What you are asked to do
Please read the records below and return each line holding the string "JSON".

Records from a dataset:

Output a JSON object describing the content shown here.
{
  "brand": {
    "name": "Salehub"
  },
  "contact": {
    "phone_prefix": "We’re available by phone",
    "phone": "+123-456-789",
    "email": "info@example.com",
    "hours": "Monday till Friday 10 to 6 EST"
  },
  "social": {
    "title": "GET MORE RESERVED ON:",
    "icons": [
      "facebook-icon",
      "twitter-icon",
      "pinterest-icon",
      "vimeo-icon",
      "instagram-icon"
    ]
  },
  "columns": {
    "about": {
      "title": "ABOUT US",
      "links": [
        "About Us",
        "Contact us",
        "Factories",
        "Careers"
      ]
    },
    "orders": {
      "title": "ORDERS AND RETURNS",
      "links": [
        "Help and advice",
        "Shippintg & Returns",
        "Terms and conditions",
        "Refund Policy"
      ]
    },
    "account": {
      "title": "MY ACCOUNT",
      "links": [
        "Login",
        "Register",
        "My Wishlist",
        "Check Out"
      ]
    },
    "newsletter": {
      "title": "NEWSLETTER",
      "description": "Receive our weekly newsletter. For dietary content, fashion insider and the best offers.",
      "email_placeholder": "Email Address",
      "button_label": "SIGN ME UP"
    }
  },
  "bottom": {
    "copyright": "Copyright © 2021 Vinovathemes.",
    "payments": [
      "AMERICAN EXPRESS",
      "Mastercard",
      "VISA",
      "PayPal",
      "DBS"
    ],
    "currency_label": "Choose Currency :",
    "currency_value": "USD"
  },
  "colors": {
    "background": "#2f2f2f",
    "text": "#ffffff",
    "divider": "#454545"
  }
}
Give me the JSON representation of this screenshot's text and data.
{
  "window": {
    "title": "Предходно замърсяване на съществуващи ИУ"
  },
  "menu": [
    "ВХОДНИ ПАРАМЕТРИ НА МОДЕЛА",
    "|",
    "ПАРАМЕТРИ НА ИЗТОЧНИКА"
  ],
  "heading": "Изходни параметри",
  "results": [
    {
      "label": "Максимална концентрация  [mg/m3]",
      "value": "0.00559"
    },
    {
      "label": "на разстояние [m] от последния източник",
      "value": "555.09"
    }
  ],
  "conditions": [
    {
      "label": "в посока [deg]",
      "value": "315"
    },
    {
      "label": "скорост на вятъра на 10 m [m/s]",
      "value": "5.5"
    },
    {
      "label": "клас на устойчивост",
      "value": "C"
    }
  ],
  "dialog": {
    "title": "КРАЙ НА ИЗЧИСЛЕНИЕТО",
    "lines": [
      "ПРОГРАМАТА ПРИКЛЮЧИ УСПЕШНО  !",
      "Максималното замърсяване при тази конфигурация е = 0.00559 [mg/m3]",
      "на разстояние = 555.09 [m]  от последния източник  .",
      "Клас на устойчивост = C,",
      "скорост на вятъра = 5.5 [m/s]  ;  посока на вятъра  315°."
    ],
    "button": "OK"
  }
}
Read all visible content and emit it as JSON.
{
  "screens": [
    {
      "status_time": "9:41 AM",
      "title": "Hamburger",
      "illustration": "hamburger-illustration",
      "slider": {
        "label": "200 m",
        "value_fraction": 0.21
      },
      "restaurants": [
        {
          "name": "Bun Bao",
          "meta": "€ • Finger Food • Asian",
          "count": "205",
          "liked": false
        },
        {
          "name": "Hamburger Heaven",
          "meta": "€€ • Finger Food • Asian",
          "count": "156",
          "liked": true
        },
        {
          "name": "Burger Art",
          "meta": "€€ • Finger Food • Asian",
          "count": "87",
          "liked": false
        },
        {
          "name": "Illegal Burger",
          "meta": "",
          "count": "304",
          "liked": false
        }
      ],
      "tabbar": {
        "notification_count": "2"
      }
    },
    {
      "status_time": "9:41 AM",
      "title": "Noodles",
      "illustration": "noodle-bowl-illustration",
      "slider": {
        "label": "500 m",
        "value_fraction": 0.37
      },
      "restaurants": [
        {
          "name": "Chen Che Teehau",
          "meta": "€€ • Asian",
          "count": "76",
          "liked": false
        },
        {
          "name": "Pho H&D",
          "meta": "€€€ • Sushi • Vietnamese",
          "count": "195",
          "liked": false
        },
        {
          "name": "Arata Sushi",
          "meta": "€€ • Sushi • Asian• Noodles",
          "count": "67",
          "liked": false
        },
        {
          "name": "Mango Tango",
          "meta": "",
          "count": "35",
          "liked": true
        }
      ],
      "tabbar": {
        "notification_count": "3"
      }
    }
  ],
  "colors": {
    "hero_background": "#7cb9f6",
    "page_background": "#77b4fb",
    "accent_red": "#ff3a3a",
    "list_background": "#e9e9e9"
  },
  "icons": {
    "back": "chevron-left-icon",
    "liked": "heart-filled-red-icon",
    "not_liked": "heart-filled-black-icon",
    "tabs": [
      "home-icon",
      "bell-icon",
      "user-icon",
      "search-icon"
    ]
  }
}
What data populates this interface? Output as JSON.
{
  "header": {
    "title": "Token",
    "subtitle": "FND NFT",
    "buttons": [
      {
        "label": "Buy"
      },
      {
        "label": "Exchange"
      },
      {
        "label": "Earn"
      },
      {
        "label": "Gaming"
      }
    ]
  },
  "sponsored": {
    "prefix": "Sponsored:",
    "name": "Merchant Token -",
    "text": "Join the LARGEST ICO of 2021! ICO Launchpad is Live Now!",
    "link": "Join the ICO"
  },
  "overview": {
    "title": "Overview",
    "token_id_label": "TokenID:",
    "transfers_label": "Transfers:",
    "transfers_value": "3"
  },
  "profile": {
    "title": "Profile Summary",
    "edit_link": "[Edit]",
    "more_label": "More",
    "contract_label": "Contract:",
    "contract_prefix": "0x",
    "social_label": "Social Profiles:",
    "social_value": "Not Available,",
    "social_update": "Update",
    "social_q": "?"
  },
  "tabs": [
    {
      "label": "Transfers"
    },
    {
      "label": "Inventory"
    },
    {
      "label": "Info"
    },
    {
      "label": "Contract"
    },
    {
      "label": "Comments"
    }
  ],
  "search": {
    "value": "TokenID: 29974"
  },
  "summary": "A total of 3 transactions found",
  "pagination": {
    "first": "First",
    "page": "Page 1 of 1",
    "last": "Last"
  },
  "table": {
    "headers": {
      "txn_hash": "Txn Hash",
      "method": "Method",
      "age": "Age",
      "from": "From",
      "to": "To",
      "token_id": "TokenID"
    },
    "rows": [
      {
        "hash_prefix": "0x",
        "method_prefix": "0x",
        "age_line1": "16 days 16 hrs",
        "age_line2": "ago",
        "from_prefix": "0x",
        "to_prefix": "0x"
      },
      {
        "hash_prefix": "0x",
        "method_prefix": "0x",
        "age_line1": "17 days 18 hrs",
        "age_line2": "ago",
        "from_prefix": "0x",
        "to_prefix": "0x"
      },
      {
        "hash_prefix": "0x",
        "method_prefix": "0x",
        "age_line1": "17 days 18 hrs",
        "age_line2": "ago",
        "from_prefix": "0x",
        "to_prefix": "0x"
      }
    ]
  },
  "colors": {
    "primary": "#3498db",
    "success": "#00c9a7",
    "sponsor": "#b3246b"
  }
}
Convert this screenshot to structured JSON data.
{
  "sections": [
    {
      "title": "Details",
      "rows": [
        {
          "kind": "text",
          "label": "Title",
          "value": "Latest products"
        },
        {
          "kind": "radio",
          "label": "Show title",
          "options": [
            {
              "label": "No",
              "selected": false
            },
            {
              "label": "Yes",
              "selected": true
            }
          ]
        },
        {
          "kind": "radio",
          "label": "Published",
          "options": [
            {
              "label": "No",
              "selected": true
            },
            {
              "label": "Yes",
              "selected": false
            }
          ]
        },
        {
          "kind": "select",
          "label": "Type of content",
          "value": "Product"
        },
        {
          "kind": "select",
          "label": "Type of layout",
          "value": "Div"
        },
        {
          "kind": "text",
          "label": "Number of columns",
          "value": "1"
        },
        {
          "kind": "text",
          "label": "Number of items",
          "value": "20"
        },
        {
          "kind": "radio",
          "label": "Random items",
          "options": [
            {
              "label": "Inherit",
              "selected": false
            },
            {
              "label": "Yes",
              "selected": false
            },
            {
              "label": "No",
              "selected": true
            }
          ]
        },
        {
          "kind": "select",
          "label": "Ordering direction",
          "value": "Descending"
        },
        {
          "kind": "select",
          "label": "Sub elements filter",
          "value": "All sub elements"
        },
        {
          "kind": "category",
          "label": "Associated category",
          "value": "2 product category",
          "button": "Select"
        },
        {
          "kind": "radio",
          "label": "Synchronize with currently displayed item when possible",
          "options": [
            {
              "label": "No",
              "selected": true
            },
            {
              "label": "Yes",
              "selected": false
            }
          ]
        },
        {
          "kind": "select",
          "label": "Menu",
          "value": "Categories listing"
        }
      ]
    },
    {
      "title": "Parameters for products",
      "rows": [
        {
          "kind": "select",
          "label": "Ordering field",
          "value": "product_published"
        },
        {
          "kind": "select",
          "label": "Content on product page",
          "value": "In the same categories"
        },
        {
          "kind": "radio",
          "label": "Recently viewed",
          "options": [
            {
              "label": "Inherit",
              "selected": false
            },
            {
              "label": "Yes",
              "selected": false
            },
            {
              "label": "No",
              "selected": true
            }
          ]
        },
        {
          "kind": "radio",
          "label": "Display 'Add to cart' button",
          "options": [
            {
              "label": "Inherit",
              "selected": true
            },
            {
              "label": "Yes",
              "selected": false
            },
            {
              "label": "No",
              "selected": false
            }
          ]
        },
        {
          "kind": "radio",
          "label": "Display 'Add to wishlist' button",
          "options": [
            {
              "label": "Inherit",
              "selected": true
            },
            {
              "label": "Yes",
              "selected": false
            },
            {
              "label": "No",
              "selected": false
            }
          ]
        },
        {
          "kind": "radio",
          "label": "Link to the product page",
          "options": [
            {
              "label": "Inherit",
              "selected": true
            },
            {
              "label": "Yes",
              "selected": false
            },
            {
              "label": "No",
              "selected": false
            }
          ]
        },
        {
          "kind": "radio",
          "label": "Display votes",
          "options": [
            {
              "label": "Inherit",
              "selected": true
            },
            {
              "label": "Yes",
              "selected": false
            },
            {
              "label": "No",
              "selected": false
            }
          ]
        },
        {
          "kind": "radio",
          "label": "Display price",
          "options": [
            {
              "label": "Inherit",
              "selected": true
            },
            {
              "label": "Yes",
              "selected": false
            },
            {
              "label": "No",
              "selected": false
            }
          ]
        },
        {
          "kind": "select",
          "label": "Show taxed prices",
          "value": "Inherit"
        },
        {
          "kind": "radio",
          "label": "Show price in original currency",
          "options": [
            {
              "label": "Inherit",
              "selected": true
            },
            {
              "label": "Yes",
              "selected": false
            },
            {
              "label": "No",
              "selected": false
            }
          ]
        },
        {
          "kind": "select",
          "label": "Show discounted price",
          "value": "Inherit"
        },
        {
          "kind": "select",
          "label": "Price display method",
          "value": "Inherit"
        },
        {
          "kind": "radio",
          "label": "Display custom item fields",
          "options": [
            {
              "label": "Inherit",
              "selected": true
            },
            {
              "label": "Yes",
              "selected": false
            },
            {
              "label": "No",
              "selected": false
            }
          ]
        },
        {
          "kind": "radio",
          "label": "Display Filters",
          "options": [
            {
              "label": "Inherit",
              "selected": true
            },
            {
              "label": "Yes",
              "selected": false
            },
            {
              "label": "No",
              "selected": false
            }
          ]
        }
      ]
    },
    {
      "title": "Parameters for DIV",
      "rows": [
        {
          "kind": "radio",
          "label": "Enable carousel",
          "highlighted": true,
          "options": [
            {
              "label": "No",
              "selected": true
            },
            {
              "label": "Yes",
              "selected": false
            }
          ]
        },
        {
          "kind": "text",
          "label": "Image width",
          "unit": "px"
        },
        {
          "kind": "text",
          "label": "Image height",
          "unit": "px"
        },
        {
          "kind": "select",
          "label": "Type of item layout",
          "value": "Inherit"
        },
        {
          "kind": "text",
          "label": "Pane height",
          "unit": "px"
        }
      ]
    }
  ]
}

Result
Output a JSON object describing the content shown here.
Give me the JSON representation of this screenshot's text and data.
Read all visible content and emit it as JSON.
What data populates this interface? Output as JSON.
Convert this screenshot to structured JSON data.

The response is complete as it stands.